January 31, 2008

"The problem with the internet is that it makes us think we are all experts."

Have you ever done a search on Google for how to do something, how to fix a problem, or just for information on a topic to learn about?

If you are like most internet users, you have.

And, while the fountain of knowledge that the internet has become is plentiful and extremely rewarding, it creates a big problem - especially with, but not limited to, today's youth. The problem with the internet is that it makes us think we are all experts, when we're not.

Just because Google knows everything, doesn't mean you do too.

Google, today's leading search engine, has indexed and recorded more than 25 billion web pages and 1.3 billion images (source: Wikipedia), and massive online encyclopedias like Wikipedia have index almost as many topics as Google.

Whether you are looking to find a cure for the common cold, or how to build an A-Bomb, the internet is the place to look.

But that is where the problem begins. Once people start to look up this-and-that, they begin to think a bit more highly of themselves and their own knowledge.

Instead of taking the time to solve a mathematical problem, someone can simply type it into Google and get the answer. Just like that. And if you want to be a doctor, you don't really have to attend medical school for eight years; you can just learn everything you need to learn online.

Automobile problems? Do a quick search on Yahoo Answers. Want to be your own at-home vet? Google's got you covered. Need help with your taxes? Do I really need to keep going?

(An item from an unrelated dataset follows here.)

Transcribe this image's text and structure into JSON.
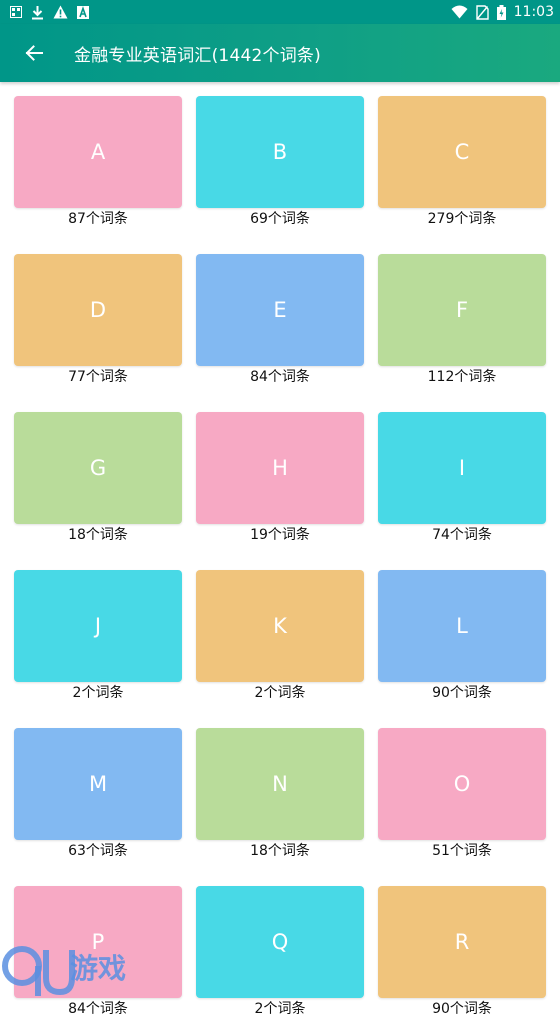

The internet is full of resources for everything and anything anyone could ever possibly need. But reading articles about a topic, watching DIY videos, and learning a little bit about something does not make you an expert. You cannot become a professional stock broker just by reading about it on Wikipedia.

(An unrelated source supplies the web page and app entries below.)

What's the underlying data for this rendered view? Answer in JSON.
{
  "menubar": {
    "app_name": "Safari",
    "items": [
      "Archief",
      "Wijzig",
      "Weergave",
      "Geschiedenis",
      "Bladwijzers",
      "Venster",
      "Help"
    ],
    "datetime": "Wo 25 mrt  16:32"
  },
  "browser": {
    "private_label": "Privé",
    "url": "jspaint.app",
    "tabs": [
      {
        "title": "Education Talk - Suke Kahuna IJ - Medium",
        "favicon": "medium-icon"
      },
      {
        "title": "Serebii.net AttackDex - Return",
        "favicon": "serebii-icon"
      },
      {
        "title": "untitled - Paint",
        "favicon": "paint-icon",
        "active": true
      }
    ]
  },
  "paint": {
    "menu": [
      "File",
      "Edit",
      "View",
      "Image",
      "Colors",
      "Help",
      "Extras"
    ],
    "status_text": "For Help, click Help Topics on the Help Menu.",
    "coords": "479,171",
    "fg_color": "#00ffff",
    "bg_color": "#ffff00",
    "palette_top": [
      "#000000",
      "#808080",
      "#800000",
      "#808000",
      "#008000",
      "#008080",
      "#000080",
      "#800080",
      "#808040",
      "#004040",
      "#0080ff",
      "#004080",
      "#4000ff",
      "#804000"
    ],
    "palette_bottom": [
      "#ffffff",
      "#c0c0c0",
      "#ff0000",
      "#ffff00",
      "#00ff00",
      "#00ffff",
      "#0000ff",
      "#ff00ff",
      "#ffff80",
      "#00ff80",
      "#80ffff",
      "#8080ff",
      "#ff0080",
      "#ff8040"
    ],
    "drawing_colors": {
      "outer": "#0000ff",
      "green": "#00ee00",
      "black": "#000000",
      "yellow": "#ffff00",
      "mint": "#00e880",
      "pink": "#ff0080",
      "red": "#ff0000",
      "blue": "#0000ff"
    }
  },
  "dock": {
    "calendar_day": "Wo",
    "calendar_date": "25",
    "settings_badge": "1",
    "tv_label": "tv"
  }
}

And people need to start realizing this.

There is no doubt in my mind that we can learn a lot from the internet; we can become knowledgeable about things we otherwise never would have even dreamed about. But we tend to walk away feeling like professionals, like experts, when we're not really. To become an expert in something it requires time and trial-and-error and a lot more than just a video on YouTube and an article found on Google.

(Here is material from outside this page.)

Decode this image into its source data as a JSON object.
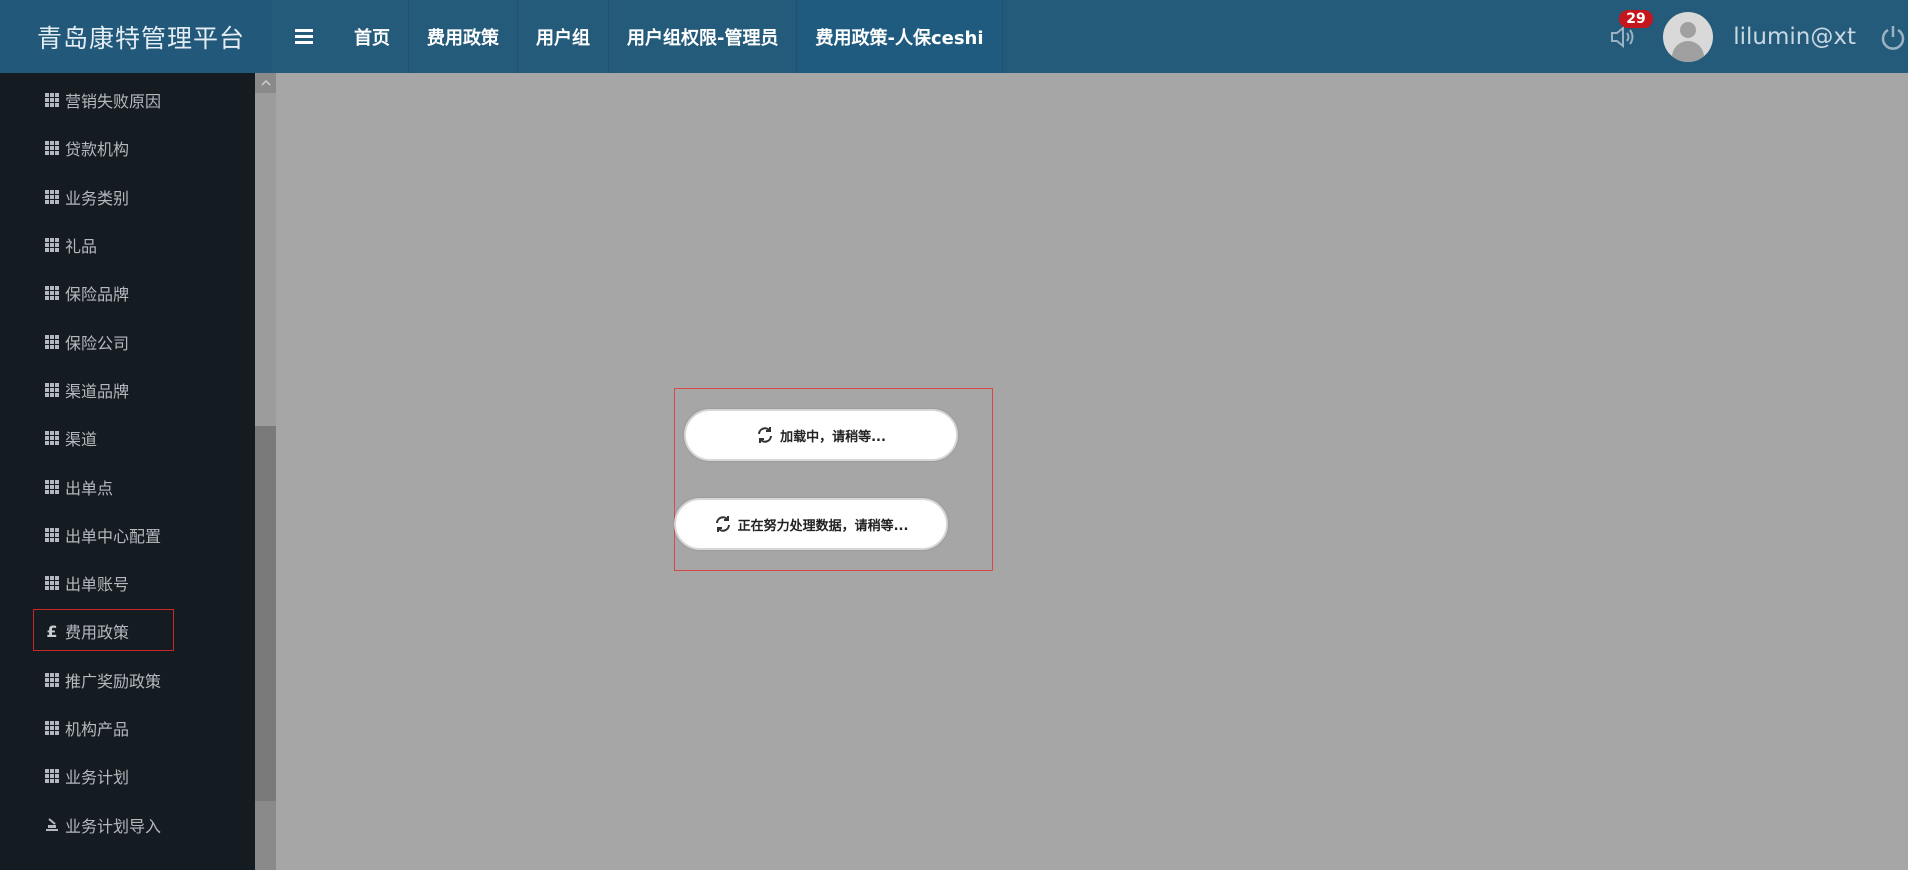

Do you agree?


Juggling Jason said...

I didn't know if I should agree or not so I googled it. I agree.

Just joking. I really do agree. I really do not like it when I ask a question and the reflex answer is "google it". Argh! I like humans!

nick said...

I agree. everyone thinks they can be a expert just by googling something.

Manizesto said...

I would not say the Internet makes me think I'm an expert, I would say the Internet makes me feel like I don't need to turn to an expert. For example, I'll always turn to WebMD before going to an actual doctor, but that doesn't necessarily mean I consider myself an expert.

Tanner Christensen said...

Jason: The "Google it" answer is becoming the normal answer, do you think it would be acceptable for students to answer a question on a test with "Google it"?

Thanks for the comment Nick.

Manizesto: Good point. I think that's an equal problem to people thinking their experts. Is it legitimate to look at the internet as an "expert"?

hotwheel said...

Just like in mathematics where the calculator is a tool, you still have to know the methods of getting to the right answer. Some are very efficient at doing so.

Google is simply that - a great calculator that helps people get to answers faster. The experts know the subject matter and use the tool to flesh out problems quickly.

Tanner Christensen said...

That's a great point hotwheel, so would you say that the internet can create experts who know how to use it efficiently?

Breana said...

What are you talking about? I read wikihow all the time. I can deliver a baby, program a computer, and even do brain surgery! College, smollege.

SearchBuzz said...

You mean I am not an expert, Tanner??

hotwheel said...

The web doesn't create experts, it is simply a catalyst for those with expert potential. Just like the calculator is a catalyst for ridiculously smart people to find answers even quicker.

If you don't know math, a calculator won't make you a mathematician.

Tanner Christensen said...

searchbuzz: I don't know you, so it's hard for me to say.

hotwheel: Great point. Thank you.

Juggling Jason said...

Good point Tan. What is 2 + 2? Answer: Google it.

BTW, did you change your e-mail address?

Tanner Christensen said...

Nope, I haven't changed my email Jason. You can expect a reply this evening. Thank you!

danbodd said...

I think that its diffiult to label Google as wrong or right.
Surely the sites it brings up in its search results should be judged more.
If somemone is looking for information on say Pathology and the top result is from the Royal Institue of Pathologists, surely the information is more reputable than if the top result is a Wiki written by Joe Bloggs who's mum happened to work in a hospital.. back in 1986..
The rise of Web2.0 and user edited content hasnt helped, but agreed, people are taking what the 'internet' says for granted However, I wouldn't call anyone an expert unless they had experience or academic qualifications in their field, regardless of whether they got their info from the Google, the local library or from someone else.